Chinese President Xi Jinping is set to seal a third term in leadership at the upcoming Party Congress. While most observers believe Xi's supporters will seek to anoint him president for life, there are some who think that's a stretch. And yet some others think there is no guarantee that he will complete a full third term of five years.
Xi's ardent supporters want him declared at the Party Congress as lifelong leader but there will be strong pulls and pressures at the highest echelons of the party power structure, and Xi might be forced to make compromises. The consensus as of now is that Xi will complete another five-year term. However, there is a faction that doubts if Xi will invariably complete a full third term.
"When all's said and done, it's a logical impossibility for [Xi] to go from victory to victory [indefinitely] ... Victories always come to an end," says political scholar Xu Guang, according to Radio Free Asia.
"There will be a lot of bargaining ... I think the most likely [outcome] is that he serves another five years at least," he added.
How Xi would cement his power will be interesting. While he was consultative and accommodative during his first term, the second term was marked by a more dominant independent streak. While he prepares to start a third term Xi has become simply all powerful.
The term limit was abolished through a constitution amendment in 2018, enabling Xi to seek a third term. However, analysts say he could go beyond that, seeking a fourth term in five years' time.
PM Li Keqiang on Way Out
Xi is all but certain to pure powerful party rival Li Keqiang, who is currently the prime minister of China. The Xi allies, the hugely dominant party faction is also certain to handpick the next politburo in such a way that it rubber-stamps Xi's stay in power irrespective of term limits.
The party Congress is set to start on October 16, but the China watchers are perplexed that no significant leaks have happened so far. That's usually not the case, analysts point out. "No major leaks have occurred so far," Li Cheng, director of the John L. Thornton China Center at the Brookings Institution, told Radio Free Asia. He says that the lack of leaks ahead of the congress was "a rare phenomenon."
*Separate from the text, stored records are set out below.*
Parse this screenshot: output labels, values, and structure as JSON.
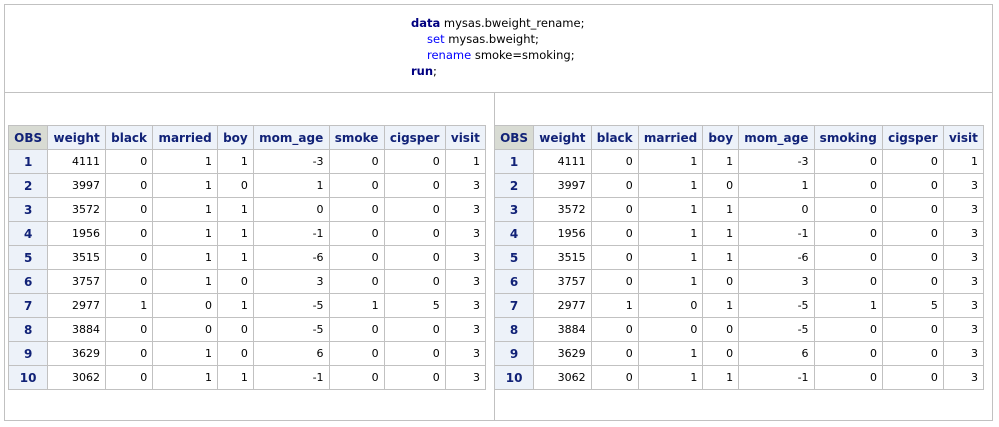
{
  "code": {
    "line1_kw": "data",
    "line1_rest": " mysas.bweight_rename;",
    "line2_kw": "set",
    "line2_rest": " mysas.bweight;",
    "line3_kw": "rename",
    "line3_rest": " smoke=smoking;",
    "line4_kw": "run",
    "line4_rest": ";"
  },
  "left_table": {
    "headers": [
      "OBS",
      "weight",
      "black",
      "married",
      "boy",
      "mom_age",
      "smoke",
      "cigsper",
      "visit"
    ],
    "rows": [
      [
        "1",
        "4111",
        "0",
        "1",
        "1",
        "-3",
        "0",
        "0",
        "1"
      ],
      [
        "2",
        "3997",
        "0",
        "1",
        "0",
        "1",
        "0",
        "0",
        "3"
      ],
      [
        "3",
        "3572",
        "0",
        "1",
        "1",
        "0",
        "0",
        "0",
        "3"
      ],
      [
        "4",
        "1956",
        "0",
        "1",
        "1",
        "-1",
        "0",
        "0",
        "3"
      ],
      [
        "5",
        "3515",
        "0",
        "1",
        "1",
        "-6",
        "0",
        "0",
        "3"
      ],
      [
        "6",
        "3757",
        "0",
        "1",
        "0",
        "3",
        "0",
        "0",
        "3"
      ],
      [
        "7",
        "2977",
        "1",
        "0",
        "1",
        "-5",
        "1",
        "5",
        "3"
      ],
      [
        "8",
        "3884",
        "0",
        "0",
        "0",
        "-5",
        "0",
        "0",
        "3"
      ],
      [
        "9",
        "3629",
        "0",
        "1",
        "0",
        "6",
        "0",
        "0",
        "3"
      ],
      [
        "10",
        "3062",
        "0",
        "1",
        "1",
        "-1",
        "0",
        "0",
        "3"
      ]
    ]
  },
  "right_table": {
    "headers": [
      "OBS",
      "weight",
      "black",
      "married",
      "boy",
      "mom_age",
      "smoking",
      "cigsper",
      "visit"
    ],
    "rows": [
      [
        "1",
        "4111",
        "0",
        "1",
        "1",
        "-3",
        "0",
        "0",
        "1"
      ],
      [
        "2",
        "3997",
        "0",
        "1",
        "0",
        "1",
        "0",
        "0",
        "3"
      ],
      [
        "3",
        "3572",
        "0",
        "1",
        "1",
        "0",
        "0",
        "0",
        "3"
      ],
      [
        "4",
        "1956",
        "0",
        "1",
        "1",
        "-1",
        "0",
        "0",
        "3"
      ],
      [
        "5",
        "3515",
        "0",
        "1",
        "1",
        "-6",
        "0",
        "0",
        "3"
      ],
      [
        "6",
        "3757",
        "0",
        "1",
        "0",
        "3",
        "0",
        "0",
        "3"
      ],
      [
        "7",
        "2977",
        "1",
        "0",
        "1",
        "-5",
        "1",
        "5",
        "3"
      ],
      [
        "8",
        "3884",
        "0",
        "0",
        "0",
        "-5",
        "0",
        "0",
        "3"
      ],
      [
        "9",
        "3629",
        "0",
        "1",
        "0",
        "6",
        "0",
        "0",
        "3"
      ],
      [
        "10",
        "3062",
        "0",
        "1",
        "1",
        "-1",
        "0",
        "0",
        "3"
      ]
    ]
  }
}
There is mystery over the turn the Congress will take, and this indicates that Xi and his faction are likely to roll out changes that will cement his role at the top.
The removal of Keqiang is a near certain development as the current prime minister has unwittingly positioned himself on the opposite side of Xi's faction. Keqiang openly supports the "reform and opening up" policy but Xi has been moving away from this approach in recent years.
"Li Keqiang speaks and acts on behalf of a different faction [from Xi's 'princelings' faction]," says political scholar Li Ting, according to RFA. "There are different points of view within the CCP Central Committee, and different factions have formed," he adds.
A host of politburo members are well over the age limit of 68, and Xi, 69, will take this opportunity to remove the ageing leadership and fill the positions with his young loyalists. Usually, ahead of the Party Congress, there would be significant leaks about the composition of the all-powerful politburo standing committee. This year this has been missing, indicating that Xi is planning to overhaul the power structure at the top.
A strong clout over the politburo and the standing committee will ensure Xi completes the third term successfully, and probably extend his grip on power further.